A spokesperson for Ariel said: “Everyone is looking for ways to reduce their energy consumption, both to save money and resources.

“Some advice is really good and will help either way, while some is old wives’ tales that will only make a negligible difference.

“Doing your wash at a lower temperature is something that will make a difference, both to your bills and to the longevity of your clothes – lowering the temperature of your wash can go a long way in reducing the environmental impact of your laundry.

“As part of our drive to get the nation to lower its temperature, if the #WashColdChallenge campaign reaches one million pledges from the public, we will donate £100,000 to WWF to help protect the planet.

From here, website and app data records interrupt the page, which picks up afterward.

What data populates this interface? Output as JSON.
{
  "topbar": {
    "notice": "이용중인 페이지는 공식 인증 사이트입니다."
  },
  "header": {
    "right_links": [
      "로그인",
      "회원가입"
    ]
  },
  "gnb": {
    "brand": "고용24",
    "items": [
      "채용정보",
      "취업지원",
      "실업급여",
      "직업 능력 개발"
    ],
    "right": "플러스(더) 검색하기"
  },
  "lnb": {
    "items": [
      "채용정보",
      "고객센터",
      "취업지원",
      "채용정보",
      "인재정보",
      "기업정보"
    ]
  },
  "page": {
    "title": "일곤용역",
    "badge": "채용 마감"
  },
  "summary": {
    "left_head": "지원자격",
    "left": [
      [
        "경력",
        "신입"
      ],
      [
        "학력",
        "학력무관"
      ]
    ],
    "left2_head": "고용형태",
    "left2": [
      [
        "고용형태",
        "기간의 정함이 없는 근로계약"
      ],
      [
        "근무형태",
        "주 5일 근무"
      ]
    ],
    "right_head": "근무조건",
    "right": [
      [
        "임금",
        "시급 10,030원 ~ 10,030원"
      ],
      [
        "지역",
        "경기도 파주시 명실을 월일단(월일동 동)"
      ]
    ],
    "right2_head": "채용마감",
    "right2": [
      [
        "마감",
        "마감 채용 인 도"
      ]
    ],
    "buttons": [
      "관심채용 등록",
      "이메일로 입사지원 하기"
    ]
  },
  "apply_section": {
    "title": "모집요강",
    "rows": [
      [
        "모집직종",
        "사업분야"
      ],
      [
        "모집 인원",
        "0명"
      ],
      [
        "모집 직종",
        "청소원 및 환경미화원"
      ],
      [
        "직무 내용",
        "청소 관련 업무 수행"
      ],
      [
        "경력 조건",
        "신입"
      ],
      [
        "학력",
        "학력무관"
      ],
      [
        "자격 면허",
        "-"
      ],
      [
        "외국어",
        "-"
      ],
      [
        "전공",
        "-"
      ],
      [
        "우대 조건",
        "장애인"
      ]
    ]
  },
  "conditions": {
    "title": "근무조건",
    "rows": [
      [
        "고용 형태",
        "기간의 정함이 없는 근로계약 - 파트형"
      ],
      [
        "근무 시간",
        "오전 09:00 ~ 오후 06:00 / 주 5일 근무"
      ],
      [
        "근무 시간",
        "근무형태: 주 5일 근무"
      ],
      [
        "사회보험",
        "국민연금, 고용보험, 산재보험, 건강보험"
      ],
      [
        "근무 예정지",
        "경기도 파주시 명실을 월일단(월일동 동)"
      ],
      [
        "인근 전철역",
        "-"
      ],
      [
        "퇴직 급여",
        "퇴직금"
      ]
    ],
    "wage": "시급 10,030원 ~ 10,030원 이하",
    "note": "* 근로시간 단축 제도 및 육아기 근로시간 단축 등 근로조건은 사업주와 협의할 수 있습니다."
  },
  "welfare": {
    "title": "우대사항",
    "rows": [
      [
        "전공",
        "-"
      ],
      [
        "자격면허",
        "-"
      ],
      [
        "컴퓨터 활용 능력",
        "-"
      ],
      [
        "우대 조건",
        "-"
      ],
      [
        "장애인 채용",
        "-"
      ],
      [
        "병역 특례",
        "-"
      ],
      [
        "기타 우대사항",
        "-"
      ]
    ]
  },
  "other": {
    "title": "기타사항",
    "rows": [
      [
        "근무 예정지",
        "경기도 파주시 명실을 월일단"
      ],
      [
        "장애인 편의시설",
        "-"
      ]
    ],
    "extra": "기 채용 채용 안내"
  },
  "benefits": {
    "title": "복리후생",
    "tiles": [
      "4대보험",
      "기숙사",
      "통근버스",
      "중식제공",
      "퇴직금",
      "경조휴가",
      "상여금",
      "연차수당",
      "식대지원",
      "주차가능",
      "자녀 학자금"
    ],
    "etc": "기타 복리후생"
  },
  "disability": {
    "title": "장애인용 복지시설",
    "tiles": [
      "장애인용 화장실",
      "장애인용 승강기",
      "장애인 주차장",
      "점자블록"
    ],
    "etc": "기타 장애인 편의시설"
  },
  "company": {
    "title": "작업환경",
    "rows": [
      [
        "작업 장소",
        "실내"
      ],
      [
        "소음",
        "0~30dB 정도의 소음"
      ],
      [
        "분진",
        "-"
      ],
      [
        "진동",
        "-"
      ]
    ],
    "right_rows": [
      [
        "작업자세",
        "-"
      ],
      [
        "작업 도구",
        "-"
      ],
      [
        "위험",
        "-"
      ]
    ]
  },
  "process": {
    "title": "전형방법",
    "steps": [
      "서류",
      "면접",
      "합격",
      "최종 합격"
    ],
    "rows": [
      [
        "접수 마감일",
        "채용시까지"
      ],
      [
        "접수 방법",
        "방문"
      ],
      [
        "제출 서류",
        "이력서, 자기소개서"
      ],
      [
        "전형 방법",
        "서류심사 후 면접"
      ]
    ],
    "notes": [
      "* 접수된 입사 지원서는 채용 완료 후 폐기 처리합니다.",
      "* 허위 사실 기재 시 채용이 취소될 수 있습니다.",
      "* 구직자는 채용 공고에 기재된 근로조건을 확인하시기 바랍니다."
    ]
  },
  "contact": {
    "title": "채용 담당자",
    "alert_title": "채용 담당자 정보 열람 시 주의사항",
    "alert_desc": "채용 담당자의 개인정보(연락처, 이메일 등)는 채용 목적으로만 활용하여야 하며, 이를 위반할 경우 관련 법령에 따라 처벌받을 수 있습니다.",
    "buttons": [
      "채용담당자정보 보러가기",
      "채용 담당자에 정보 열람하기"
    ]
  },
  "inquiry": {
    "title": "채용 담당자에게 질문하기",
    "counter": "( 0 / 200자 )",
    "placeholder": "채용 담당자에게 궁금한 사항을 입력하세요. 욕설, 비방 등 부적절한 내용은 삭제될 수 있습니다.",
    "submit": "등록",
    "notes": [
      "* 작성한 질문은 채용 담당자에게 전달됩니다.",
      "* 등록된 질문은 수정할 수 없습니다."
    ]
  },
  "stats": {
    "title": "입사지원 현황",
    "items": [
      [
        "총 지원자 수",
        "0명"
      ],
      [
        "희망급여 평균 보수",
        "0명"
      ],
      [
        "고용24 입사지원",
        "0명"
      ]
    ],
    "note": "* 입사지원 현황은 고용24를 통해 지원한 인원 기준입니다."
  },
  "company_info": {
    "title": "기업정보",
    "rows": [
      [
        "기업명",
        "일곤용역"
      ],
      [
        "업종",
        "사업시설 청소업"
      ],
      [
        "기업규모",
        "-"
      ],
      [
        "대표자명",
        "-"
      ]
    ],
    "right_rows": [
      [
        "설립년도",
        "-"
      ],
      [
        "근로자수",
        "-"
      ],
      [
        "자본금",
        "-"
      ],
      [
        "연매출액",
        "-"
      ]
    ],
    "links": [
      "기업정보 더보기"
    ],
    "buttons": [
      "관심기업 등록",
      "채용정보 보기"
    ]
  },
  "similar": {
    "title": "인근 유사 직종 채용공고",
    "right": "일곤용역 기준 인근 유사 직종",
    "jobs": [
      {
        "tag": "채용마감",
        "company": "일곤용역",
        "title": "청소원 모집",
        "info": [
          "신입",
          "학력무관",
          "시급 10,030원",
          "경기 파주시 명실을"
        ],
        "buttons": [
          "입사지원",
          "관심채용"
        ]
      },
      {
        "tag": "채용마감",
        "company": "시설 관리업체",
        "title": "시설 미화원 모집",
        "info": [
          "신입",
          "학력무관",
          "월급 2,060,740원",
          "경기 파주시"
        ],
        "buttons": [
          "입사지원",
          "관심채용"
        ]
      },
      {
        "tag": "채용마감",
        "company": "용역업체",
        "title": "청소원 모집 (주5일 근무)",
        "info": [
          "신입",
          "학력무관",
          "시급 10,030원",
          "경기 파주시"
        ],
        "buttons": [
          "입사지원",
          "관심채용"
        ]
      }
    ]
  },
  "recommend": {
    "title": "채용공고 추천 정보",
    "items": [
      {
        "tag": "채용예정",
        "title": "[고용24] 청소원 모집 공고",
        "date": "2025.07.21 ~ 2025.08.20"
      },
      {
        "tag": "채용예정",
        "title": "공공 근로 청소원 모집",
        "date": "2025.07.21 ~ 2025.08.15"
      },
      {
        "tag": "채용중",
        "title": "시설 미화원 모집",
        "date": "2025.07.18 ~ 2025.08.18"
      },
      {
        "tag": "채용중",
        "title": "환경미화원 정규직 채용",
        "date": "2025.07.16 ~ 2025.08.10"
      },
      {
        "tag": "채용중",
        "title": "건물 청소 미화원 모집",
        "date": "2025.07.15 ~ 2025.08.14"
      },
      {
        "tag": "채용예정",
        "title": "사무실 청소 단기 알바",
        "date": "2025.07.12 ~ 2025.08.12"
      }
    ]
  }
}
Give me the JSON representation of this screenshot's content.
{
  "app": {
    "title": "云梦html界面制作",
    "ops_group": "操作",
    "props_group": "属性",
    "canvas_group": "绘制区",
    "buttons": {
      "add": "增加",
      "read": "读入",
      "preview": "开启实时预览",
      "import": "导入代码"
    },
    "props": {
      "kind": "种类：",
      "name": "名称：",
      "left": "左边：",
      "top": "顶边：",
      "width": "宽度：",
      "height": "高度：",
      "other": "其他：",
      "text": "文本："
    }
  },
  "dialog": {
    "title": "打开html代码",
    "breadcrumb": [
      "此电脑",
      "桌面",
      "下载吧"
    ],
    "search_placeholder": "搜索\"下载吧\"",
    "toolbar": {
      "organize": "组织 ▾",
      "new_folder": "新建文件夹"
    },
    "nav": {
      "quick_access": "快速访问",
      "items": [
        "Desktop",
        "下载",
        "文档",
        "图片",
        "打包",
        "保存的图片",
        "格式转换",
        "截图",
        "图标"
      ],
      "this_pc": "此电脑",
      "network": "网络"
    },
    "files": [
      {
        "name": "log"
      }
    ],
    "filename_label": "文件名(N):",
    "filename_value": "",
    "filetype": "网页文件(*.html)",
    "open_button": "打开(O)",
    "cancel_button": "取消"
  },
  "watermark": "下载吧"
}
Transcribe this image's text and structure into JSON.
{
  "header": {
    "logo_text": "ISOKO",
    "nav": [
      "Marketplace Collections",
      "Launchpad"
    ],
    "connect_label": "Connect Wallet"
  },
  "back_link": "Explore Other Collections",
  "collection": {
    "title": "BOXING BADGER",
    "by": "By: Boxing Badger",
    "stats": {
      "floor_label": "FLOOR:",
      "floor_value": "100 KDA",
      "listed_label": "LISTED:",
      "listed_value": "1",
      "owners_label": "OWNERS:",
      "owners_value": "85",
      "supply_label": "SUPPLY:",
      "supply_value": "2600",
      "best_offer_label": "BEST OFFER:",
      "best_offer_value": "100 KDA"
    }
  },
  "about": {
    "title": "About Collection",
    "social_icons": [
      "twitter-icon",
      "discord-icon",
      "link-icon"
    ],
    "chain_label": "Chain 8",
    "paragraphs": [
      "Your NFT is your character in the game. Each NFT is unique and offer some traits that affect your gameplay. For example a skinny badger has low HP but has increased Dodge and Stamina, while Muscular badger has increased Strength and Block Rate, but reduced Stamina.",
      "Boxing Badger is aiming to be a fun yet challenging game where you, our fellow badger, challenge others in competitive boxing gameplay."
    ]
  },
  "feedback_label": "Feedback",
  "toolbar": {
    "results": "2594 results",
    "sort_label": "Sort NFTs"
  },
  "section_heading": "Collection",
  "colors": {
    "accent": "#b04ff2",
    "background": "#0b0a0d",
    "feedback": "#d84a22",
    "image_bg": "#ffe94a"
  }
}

  1. Lowering the temperature of your laundry and even washing cold could save you up to 60% on your washing machine’s energy bill.
  2. Buy energy efficient appliances – an A+++ washing machine will generally use less energy or check the eco cycles of the machines you own.
  3. Disable sleep modes where you can – many electrical devices can be turned off at the outlet without affecting their programming.
  4. Stop charging your phone – many people charge their phone overnight, but repeatedly charging your phone to 100% can drain battery life over time. Simply charge your phone when it needs it.
  5. Air-drying clothes instead of putting them through a dryer will help you save money and be easier to do in the summer months.
  6. Boil only the amount of water you need in your kettle.
  7. Waterproofing your home is a great way to save money. Yes, you may have to pay upfront, but it could save you more money in the long run.
  8. Using a microwave is cheaper than using an oven – or even investing in a slow cooker.
  9. Turn off your lights as much as possible and replace lights with LED bulbs.
  10. Smart meters let you see when you’re using the most energy and how much it’s costing you. So while installing a smart meter won’t save you money, being able to track your energy use can help you make more informed choices in the long run, which could save energy, and therefore money.


  1. Regardless of the temperature of your wash. Washing your clothes at high temperatures does not use the same amount of energy as washing at colder temperatures. Reducing the temperature from 40°C to 20°C on a normal cycle can save you up to 60% on your washing energy bill. And switching to a lower temperature can not only save you money, but also help the environment as you use less energy, and therefore reduce the carbon footprint of your laundry.
  2. Turning up the thermostat to a high temperature will not warm your home any faster.
  3. Painting radiators black will not help conserve energy.
  4. Using electricity at night is not always cheaper than using it during the day. It depends on what tariff you are on and, for those with central heating, electricity costs the same no matter what time you use it.
  5. Leaving devices on standby still consumes power. Unplugging or turning off appliances when not in use is an effective way to save energy.
  6. Having the heating on low all day to save money is a myth. Having the heating on only when you need it, in the long run, is the best way to save energy, and therefore money.